# INPUT RECORDS:
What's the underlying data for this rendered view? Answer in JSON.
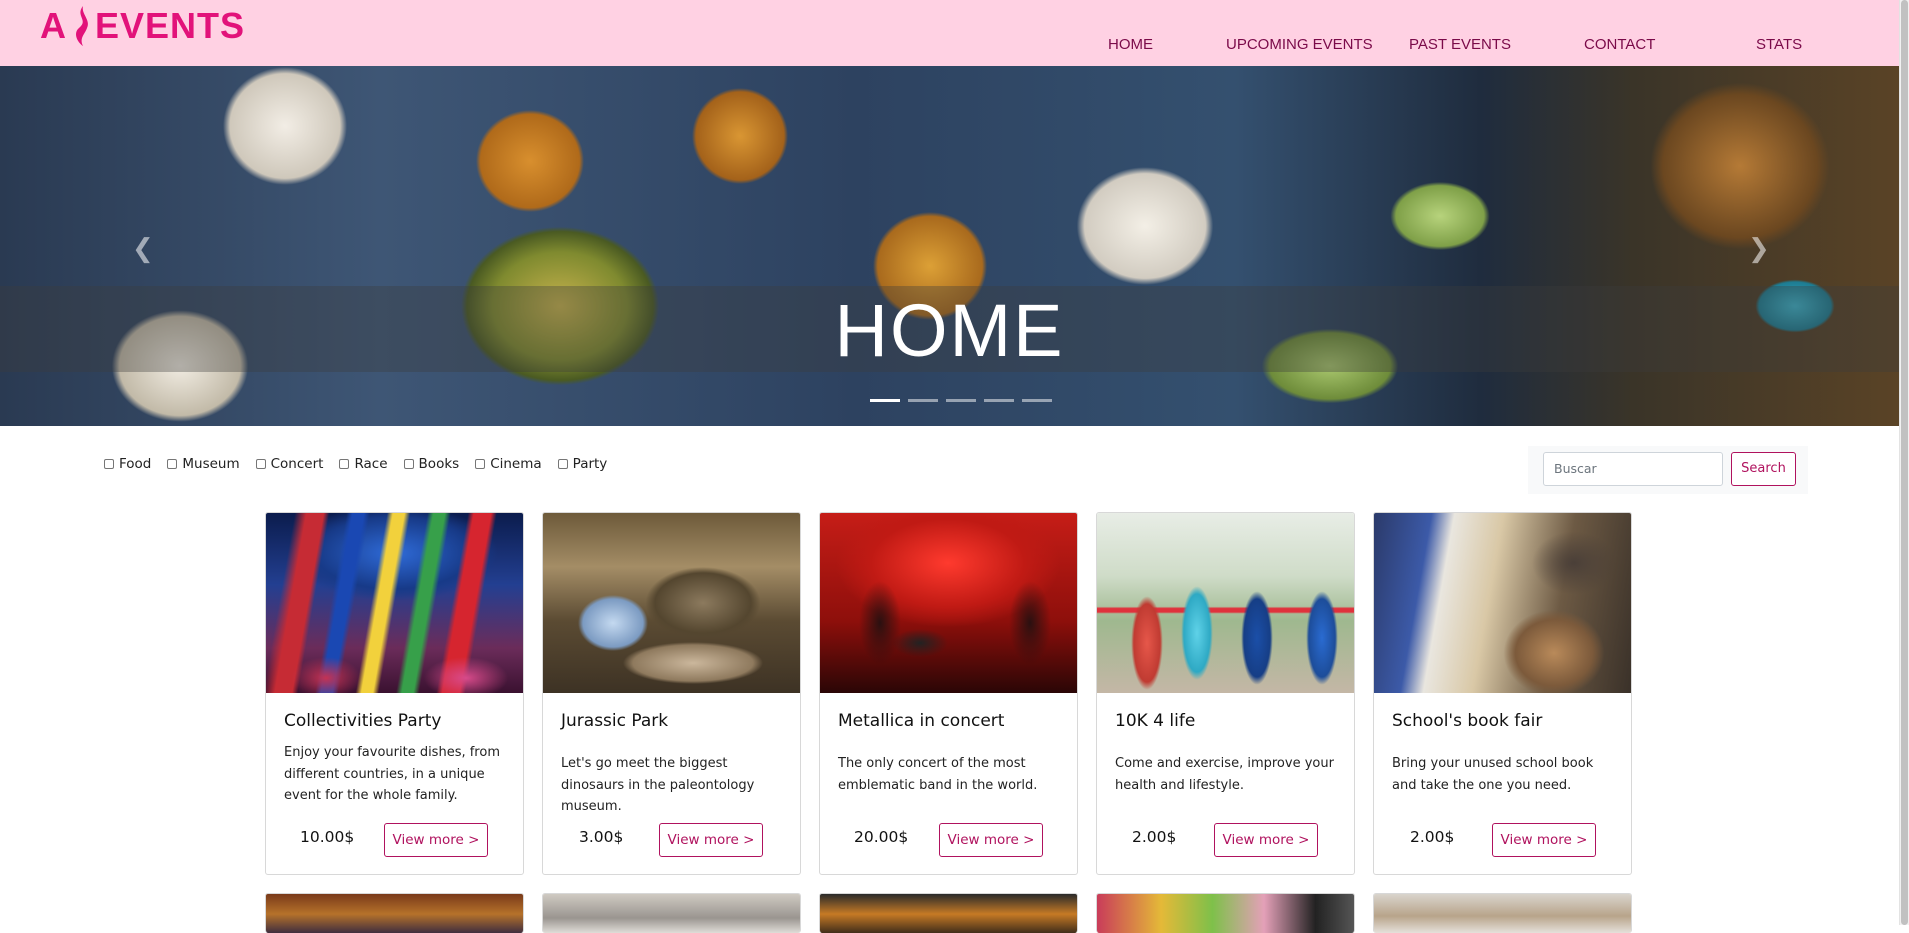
{
  "brand": {
    "logo_text_left": "A",
    "logo_text_right": "EVENTS",
    "accent": "#e2127a"
  },
  "nav": {
    "items": [
      {
        "label": "HOME"
      },
      {
        "label": "UPCOMING EVENTS"
      },
      {
        "label": "PAST EVENTS"
      },
      {
        "label": "CONTACT"
      },
      {
        "label": "STATS"
      }
    ]
  },
  "hero": {
    "title": "HOME",
    "prev_icon": "chevron-left-icon",
    "next_icon": "chevron-right-icon",
    "indicator_count": 5,
    "active_indicator": 1
  },
  "filters": {
    "categories": [
      {
        "label": "Food",
        "checked": false
      },
      {
        "label": "Museum",
        "checked": false
      },
      {
        "label": "Concert",
        "checked": false
      },
      {
        "label": "Race",
        "checked": false
      },
      {
        "label": "Books",
        "checked": false
      },
      {
        "label": "Cinema",
        "checked": false
      },
      {
        "label": "Party",
        "checked": false
      }
    ]
  },
  "search": {
    "placeholder": "Buscar",
    "button_label": "Search"
  },
  "events": [
    {
      "title": "Collectivities Party",
      "description": "Enjoy your favourite dishes, from different countries, in a unique event for the whole family.",
      "price": "10.00$",
      "more_label": "View more >"
    },
    {
      "title": "Jurassic Park",
      "description": "Let's go meet the biggest dinosaurs in the paleontology museum.",
      "price": "3.00$",
      "more_label": "View more >"
    },
    {
      "title": "Metallica in concert",
      "description": "The only concert of the most emblematic band in the world.",
      "price": "20.00$",
      "more_label": "View more >"
    },
    {
      "title": "10K 4 life",
      "description": "Come and exercise, improve your health and lifestyle.",
      "price": "2.00$",
      "more_label": "View more >"
    },
    {
      "title": "School's book fair",
      "description": "Bring your unused school book and take the one you need.",
      "price": "2.00$",
      "more_label": "View more >"
    }
  ]
}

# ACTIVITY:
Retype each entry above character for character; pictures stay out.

# TASK SOLUTION:
What's the underlying data for this rendered view? Answer in JSON.
{
  "brand": {
    "logo_text_left": "A",
    "logo_text_right": "EVENTS",
    "accent": "#e2127a"
  },
  "nav": {
    "items": [
      {
        "label": "HOME"
      },
      {
        "label": "UPCOMING EVENTS"
      },
      {
        "label": "PAST EVENTS"
      },
      {
        "label": "CONTACT"
      },
      {
        "label": "STATS"
      }
    ]
  },
  "hero": {
    "title": "HOME",
    "prev_icon": "chevron-left-icon",
    "next_icon": "chevron-right-icon",
    "indicator_count": 5,
    "active_indicator": 1
  },
  "filters": {
    "categories": [
      {
        "label": "Food",
        "checked": false
      },
      {
        "label": "Museum",
        "checked": false
      },
      {
        "label": "Concert",
        "checked": false
      },
      {
        "label": "Race",
        "checked": false
      },
      {
        "label": "Books",
        "checked": false
      },
      {
        "label": "Cinema",
        "checked": false
      },
      {
        "label": "Party",
        "checked": false
      }
    ]
  },
  "search": {
    "placeholder": "Buscar",
    "button_label": "Search"
  },
  "events": [
    {
      "title": "Collectivities Party",
      "description": "Enjoy your favourite dishes, from different countries, in a unique event for the whole family.",
      "price": "10.00$",
      "more_label": "View more >"
    },
    {
      "title": "Jurassic Park",
      "description": "Let's go meet the biggest dinosaurs in the paleontology museum.",
      "price": "3.00$",
      "more_label": "View more >"
    },
    {
      "title": "Metallica in concert",
      "description": "The only concert of the most emblematic band in the world.",
      "price": "20.00$",
      "more_label": "View more >"
    },
    {
      "title": "10K 4 life",
      "description": "Come and exercise, improve your health and lifestyle.",
      "price": "2.00$",
      "more_label": "View more >"
    },
    {
      "title": "School's book fair",
      "description": "Bring your unused school book and take the one you need.",
      "price": "2.00$",
      "more_label": "View more >"
    }
  ]
}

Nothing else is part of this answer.